Dataset records
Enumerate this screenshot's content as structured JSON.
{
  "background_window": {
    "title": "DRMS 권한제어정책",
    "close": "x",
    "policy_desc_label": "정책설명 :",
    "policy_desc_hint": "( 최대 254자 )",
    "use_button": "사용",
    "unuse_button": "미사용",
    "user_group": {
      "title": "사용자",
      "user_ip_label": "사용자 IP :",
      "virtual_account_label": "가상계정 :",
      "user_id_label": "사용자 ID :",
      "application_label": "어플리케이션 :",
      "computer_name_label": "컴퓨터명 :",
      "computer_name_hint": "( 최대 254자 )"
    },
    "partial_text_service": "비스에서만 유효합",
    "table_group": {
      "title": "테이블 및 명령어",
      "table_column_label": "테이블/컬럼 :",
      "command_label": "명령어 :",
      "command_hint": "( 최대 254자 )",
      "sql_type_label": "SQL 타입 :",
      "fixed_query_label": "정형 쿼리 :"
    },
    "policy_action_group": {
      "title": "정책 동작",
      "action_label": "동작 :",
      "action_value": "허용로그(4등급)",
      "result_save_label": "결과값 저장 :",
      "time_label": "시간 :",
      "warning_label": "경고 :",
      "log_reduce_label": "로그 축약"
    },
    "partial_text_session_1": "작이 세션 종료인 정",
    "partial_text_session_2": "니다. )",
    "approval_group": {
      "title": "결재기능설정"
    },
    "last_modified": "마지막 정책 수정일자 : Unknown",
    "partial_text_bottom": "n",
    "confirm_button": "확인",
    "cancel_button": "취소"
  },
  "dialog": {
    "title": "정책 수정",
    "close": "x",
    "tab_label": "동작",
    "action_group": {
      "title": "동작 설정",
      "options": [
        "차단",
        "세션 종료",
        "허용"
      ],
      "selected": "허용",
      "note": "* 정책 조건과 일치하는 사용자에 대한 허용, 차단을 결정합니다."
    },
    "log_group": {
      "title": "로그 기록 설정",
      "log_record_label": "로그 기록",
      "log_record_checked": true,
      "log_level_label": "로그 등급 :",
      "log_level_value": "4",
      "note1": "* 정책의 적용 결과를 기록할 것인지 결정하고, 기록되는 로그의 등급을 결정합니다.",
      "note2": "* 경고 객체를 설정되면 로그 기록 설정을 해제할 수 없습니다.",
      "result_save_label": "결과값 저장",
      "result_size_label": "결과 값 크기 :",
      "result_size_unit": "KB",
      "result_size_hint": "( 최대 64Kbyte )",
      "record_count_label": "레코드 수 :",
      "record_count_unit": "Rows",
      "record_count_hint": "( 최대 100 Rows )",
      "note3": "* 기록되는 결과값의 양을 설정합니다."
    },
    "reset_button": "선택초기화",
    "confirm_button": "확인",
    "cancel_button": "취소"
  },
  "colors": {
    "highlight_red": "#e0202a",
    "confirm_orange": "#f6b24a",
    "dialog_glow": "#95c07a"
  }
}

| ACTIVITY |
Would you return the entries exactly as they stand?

| RESULT |
Enumerate this screenshot's content as structured JSON.
{
  "background_window": {
    "title": "DRMS 권한제어정책",
    "close": "x",
    "policy_desc_label": "정책설명 :",
    "policy_desc_hint": "( 최대 254자 )",
    "use_button": "사용",
    "unuse_button": "미사용",
    "user_group": {
      "title": "사용자",
      "user_ip_label": "사용자 IP :",
      "virtual_account_label": "가상계정 :",
      "user_id_label": "사용자 ID :",
      "application_label": "어플리케이션 :",
      "computer_name_label": "컴퓨터명 :",
      "computer_name_hint": "( 최대 254자 )"
    },
    "partial_text_service": "비스에서만 유효합",
    "table_group": {
      "title": "테이블 및 명령어",
      "table_column_label": "테이블/컬럼 :",
      "command_label": "명령어 :",
      "command_hint": "( 최대 254자 )",
      "sql_type_label": "SQL 타입 :",
      "fixed_query_label": "정형 쿼리 :"
    },
    "policy_action_group": {
      "title": "정책 동작",
      "action_label": "동작 :",
      "action_value": "허용로그(4등급)",
      "result_save_label": "결과값 저장 :",
      "time_label": "시간 :",
      "warning_label": "경고 :",
      "log_reduce_label": "로그 축약"
    },
    "partial_text_session_1": "작이 세션 종료인 정",
    "partial_text_session_2": "니다. )",
    "approval_group": {
      "title": "결재기능설정"
    },
    "last_modified": "마지막 정책 수정일자 : Unknown",
    "partial_text_bottom": "n",
    "confirm_button": "확인",
    "cancel_button": "취소"
  },
  "dialog": {
    "title": "정책 수정",
    "close": "x",
    "tab_label": "동작",
    "action_group": {
      "title": "동작 설정",
      "options": [
        "차단",
        "세션 종료",
        "허용"
      ],
      "selected": "허용",
      "note": "* 정책 조건과 일치하는 사용자에 대한 허용, 차단을 결정합니다."
    },
    "log_group": {
      "title": "로그 기록 설정",
      "log_record_label": "로그 기록",
      "log_record_checked": true,
      "log_level_label": "로그 등급 :",
      "log_level_value": "4",
      "note1": "* 정책의 적용 결과를 기록할 것인지 결정하고, 기록되는 로그의 등급을 결정합니다.",
      "note2": "* 경고 객체를 설정되면 로그 기록 설정을 해제할 수 없습니다.",
      "result_save_label": "결과값 저장",
      "result_size_label": "결과 값 크기 :",
      "result_size_unit": "KB",
      "result_size_hint": "( 최대 64Kbyte )",
      "record_count_label": "레코드 수 :",
      "record_count_unit": "Rows",
      "record_count_hint": "( 최대 100 Rows )",
      "note3": "* 기록되는 결과값의 양을 설정합니다."
    },
    "reset_button": "선택초기화",
    "confirm_button": "확인",
    "cancel_button": "취소"
  },
  "colors": {
    "highlight_red": "#e0202a",
    "confirm_orange": "#f6b24a",
    "dialog_glow": "#95c07a"
  }
}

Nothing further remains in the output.